Hence, the measured luminous intensity varies, depending on the distance and size of the photometer's aperture. To solve this problem, the publication introduced standardized geometries: The size of the photometer aperture is set at 1 cm2 (circular), and the distance between LED and photometer is either 316 or 100 mm. The quantity measured is not a true luminous intensity, so it is called averaged LED intensity and is designated ILED A and ILED B, depending on the geometry used (in condition A, d = 316 mm; in B, d = 100 mm) (see table).
This recommendation has proved successful in solving the problem in luminous intensity measurements and is already widely used in the industry. To extend this recommendation further, CIE Technical Committee 2-46 is preparing a CIE/ISO standard on the measurement of averaged LED intensity.
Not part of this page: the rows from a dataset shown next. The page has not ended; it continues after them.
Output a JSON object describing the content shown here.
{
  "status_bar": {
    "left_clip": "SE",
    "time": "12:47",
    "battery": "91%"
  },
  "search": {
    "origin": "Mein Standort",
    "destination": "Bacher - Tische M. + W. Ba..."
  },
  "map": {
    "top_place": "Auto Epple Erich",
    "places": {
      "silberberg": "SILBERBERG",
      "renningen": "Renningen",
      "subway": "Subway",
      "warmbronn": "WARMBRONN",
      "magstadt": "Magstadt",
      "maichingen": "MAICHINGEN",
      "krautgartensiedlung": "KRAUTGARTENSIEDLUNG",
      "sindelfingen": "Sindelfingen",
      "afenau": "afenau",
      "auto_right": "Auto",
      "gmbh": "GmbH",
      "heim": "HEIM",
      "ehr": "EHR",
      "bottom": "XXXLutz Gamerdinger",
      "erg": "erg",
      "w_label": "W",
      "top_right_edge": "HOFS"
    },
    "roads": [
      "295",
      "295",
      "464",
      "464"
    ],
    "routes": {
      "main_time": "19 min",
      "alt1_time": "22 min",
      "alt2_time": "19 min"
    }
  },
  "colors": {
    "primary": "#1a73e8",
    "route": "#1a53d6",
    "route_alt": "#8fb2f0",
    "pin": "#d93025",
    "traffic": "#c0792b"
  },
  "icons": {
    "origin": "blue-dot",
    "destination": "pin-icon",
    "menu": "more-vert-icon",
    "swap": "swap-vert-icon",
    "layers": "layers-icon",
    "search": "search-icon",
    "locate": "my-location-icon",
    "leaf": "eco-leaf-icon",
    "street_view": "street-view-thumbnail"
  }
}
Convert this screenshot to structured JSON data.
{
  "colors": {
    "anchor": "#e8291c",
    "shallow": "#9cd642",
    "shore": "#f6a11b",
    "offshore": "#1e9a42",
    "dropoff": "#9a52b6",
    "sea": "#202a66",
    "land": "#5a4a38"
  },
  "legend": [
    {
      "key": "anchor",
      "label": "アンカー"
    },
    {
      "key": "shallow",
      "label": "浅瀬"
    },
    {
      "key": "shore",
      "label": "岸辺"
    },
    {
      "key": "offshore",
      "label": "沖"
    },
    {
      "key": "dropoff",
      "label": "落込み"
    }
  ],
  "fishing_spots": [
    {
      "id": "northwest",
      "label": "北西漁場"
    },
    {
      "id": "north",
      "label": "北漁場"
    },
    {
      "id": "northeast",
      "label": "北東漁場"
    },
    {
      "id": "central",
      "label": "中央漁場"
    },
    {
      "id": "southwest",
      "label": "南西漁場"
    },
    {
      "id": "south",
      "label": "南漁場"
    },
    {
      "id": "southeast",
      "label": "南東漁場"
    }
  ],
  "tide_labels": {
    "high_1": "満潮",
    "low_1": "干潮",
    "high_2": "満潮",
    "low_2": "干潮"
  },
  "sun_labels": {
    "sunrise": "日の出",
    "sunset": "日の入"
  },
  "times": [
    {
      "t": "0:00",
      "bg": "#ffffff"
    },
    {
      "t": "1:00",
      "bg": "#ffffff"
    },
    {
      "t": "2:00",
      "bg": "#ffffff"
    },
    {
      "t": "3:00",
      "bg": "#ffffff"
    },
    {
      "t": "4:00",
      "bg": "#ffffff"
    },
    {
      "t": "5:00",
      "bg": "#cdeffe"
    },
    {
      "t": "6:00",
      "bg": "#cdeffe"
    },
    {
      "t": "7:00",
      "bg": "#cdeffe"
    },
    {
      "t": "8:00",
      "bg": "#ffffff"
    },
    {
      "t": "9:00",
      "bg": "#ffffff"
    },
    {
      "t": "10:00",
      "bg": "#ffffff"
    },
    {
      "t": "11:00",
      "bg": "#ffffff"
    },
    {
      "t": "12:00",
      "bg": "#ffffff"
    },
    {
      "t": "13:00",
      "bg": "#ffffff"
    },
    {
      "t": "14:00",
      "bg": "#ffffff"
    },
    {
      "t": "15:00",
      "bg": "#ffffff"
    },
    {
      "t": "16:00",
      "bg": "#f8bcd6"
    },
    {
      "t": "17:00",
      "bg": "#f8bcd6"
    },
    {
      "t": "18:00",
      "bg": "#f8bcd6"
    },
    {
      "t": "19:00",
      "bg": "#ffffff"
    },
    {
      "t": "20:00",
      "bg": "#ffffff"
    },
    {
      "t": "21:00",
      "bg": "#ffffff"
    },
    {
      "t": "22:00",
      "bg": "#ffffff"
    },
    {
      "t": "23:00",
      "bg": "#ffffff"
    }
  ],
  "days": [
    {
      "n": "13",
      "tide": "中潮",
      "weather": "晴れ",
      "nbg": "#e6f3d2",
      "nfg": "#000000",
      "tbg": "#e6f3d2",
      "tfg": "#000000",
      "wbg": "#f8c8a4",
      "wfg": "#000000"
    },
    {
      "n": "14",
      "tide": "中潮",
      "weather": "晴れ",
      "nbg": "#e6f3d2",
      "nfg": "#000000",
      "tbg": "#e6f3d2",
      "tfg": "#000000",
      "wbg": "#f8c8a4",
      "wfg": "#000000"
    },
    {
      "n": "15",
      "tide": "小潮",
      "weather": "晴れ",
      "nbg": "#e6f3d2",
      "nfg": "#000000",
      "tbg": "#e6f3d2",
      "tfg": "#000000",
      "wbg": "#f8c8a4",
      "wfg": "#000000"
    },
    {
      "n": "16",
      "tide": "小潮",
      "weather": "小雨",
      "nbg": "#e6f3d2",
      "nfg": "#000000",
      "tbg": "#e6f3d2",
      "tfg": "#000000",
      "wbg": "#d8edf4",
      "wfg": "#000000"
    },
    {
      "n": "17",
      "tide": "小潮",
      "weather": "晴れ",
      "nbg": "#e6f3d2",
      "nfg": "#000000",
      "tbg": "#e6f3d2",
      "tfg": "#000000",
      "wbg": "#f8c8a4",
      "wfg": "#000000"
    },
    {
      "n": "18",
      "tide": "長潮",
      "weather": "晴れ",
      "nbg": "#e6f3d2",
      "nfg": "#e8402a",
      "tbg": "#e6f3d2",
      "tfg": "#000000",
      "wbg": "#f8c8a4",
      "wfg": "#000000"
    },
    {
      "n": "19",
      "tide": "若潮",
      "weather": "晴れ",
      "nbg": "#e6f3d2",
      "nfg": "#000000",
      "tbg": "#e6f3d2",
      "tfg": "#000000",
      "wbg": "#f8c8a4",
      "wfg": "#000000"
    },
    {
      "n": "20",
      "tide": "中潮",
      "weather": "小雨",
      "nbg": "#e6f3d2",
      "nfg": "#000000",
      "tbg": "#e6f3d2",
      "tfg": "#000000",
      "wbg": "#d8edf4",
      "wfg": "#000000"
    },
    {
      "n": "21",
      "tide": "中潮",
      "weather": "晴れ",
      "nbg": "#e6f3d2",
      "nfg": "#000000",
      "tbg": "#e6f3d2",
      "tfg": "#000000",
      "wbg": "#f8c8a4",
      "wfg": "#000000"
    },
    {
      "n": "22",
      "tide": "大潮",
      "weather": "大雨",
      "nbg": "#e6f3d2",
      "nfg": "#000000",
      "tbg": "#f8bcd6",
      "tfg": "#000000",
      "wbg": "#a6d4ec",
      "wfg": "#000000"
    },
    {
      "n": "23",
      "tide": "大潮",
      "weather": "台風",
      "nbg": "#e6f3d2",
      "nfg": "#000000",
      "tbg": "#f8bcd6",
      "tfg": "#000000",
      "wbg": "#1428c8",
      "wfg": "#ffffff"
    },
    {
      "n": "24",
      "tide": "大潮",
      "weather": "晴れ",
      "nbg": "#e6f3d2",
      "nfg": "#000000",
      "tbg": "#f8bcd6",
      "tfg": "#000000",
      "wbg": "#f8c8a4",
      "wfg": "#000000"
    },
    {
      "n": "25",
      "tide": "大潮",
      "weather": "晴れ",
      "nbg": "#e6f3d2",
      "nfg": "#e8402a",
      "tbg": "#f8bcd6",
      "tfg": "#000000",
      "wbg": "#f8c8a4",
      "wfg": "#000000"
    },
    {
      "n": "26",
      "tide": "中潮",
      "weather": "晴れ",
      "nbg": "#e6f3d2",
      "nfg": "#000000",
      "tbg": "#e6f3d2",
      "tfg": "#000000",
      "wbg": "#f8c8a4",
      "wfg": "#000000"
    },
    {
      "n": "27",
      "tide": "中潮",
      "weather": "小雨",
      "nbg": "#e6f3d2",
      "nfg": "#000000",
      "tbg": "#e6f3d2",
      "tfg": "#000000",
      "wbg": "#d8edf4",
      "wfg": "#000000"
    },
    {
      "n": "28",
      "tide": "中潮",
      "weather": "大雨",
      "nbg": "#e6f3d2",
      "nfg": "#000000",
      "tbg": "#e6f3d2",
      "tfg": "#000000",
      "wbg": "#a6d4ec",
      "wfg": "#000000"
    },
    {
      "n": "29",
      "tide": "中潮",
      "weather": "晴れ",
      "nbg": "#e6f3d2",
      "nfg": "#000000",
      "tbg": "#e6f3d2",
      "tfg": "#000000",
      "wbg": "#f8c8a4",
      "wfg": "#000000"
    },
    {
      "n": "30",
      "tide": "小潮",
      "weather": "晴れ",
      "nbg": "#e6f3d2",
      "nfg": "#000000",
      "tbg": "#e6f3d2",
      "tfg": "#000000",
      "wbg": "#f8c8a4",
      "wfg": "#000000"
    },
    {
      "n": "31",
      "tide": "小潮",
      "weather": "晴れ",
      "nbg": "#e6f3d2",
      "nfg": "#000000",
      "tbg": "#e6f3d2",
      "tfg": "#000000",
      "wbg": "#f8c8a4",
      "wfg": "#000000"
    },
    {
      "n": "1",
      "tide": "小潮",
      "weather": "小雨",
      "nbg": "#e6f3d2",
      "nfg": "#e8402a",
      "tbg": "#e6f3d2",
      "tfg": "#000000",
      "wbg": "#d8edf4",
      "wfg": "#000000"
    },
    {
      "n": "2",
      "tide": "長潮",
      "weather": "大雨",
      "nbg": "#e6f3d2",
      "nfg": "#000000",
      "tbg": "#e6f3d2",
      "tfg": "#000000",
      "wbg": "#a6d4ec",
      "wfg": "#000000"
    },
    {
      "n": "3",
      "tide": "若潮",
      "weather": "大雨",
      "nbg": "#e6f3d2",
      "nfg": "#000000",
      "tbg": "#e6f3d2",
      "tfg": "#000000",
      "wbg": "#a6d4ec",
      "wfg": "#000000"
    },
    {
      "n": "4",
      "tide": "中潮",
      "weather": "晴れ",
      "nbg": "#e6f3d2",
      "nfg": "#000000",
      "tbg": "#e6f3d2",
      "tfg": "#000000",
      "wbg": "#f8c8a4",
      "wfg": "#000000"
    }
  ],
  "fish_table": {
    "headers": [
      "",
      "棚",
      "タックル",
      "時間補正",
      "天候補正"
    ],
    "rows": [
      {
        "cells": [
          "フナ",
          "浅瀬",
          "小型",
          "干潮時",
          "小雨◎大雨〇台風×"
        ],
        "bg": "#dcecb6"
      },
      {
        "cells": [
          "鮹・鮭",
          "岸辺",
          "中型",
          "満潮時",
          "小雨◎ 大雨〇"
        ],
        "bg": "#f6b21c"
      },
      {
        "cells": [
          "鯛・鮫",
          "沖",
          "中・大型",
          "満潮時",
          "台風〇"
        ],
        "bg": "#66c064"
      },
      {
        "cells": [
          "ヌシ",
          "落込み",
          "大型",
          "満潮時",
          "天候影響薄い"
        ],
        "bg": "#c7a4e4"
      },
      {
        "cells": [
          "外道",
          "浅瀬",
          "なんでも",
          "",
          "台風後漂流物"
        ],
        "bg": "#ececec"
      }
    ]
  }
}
Publication No. 127 also describes the measurement of total luminous flux (integration of flux over 4Π steradians) using integrating spheres. However, the sphere geometries described have flaws that could lead to inaccurate measurements. A revision to CIE Publication 127 currently in the works will include improved geometries for total luminous flux measurements.
In addition, partial LED flux (flux emitted within a given cone angle) is being considered. Such a quantity is needed for applications where only forward emission of LEDs is utilized. The revision also is to include recommendations on using spectroradiometers for photometric and color measurements, including those used with an integrating sphere.
Many questions and concerns also relate to the measurement of LED clusters and arrays. Two groups are active in preparing recommendations for these categories. CIE Technical Committee 2-50 is preparing a report on the measurement of the optical properties of visible LED clusters and arrays that will suggest recommendations for measurement methods and conditions for various clusters and arrays, including static displays and signs.
Also of note is Project 78, Guide for Measurement of LEDs, under the auspices of the Testing Procedures Committee of the Illuminating Engineering Society of North America. Its purpose is to help the community come to a consensus on appropriate methods and equipment to measure the output of LED fixtures.
In addition, CIE is investigating the visual aspects involved with LEDs through Technical Committee 1-62. This group is investigating the color-rendering properties of white LED light sources to test the applicability of the CIE Color-Rendering Index to white LEDs.
On the side of photobiological safety, two documents are of note: IEC 60825-1-2001, Safety of laser products part 1: equipment classification and user’s guide, and CIE S009/E: 2002, Photobiological safety of lamps and lamp systems. Both include LEDs in their scope. The problem is that LEDs are treated as lasers in IEC 60825. In line with this, CIE Technical Committee 6-55 will report on the different methods of assessing the photobiological safety of LEDs. This will entail a review of and report on the known effects from a physiological standpoint, and a determination of the dose relationships that pose a potential risk for eye injury from excessive irradiation.
One aspect that makes the photobiological safety evaluation difficult is the measurement of LED radiance. CIE technical committee 2-58 has just begun work on a technical report that sets out recommendations for measurement of the radiance and luminance of LEDs, taking particular account of the specific requirements for evaluation of photobiological safety.
1. CIE (1997). Publication No. 127. Web site: www.cie.co.at/cie.
Meet the authors
C. Cameron Miller is the photometry project leader and Yoshi Ohno is the Optical Sensor group leader in the Optical Technology Div. of the Physics Laboratory at the National Institute of Standards and Technology in Gaithersburg, Md.; e-mail: email@example.com. Ohno serves as secretary of CIE Div. 2.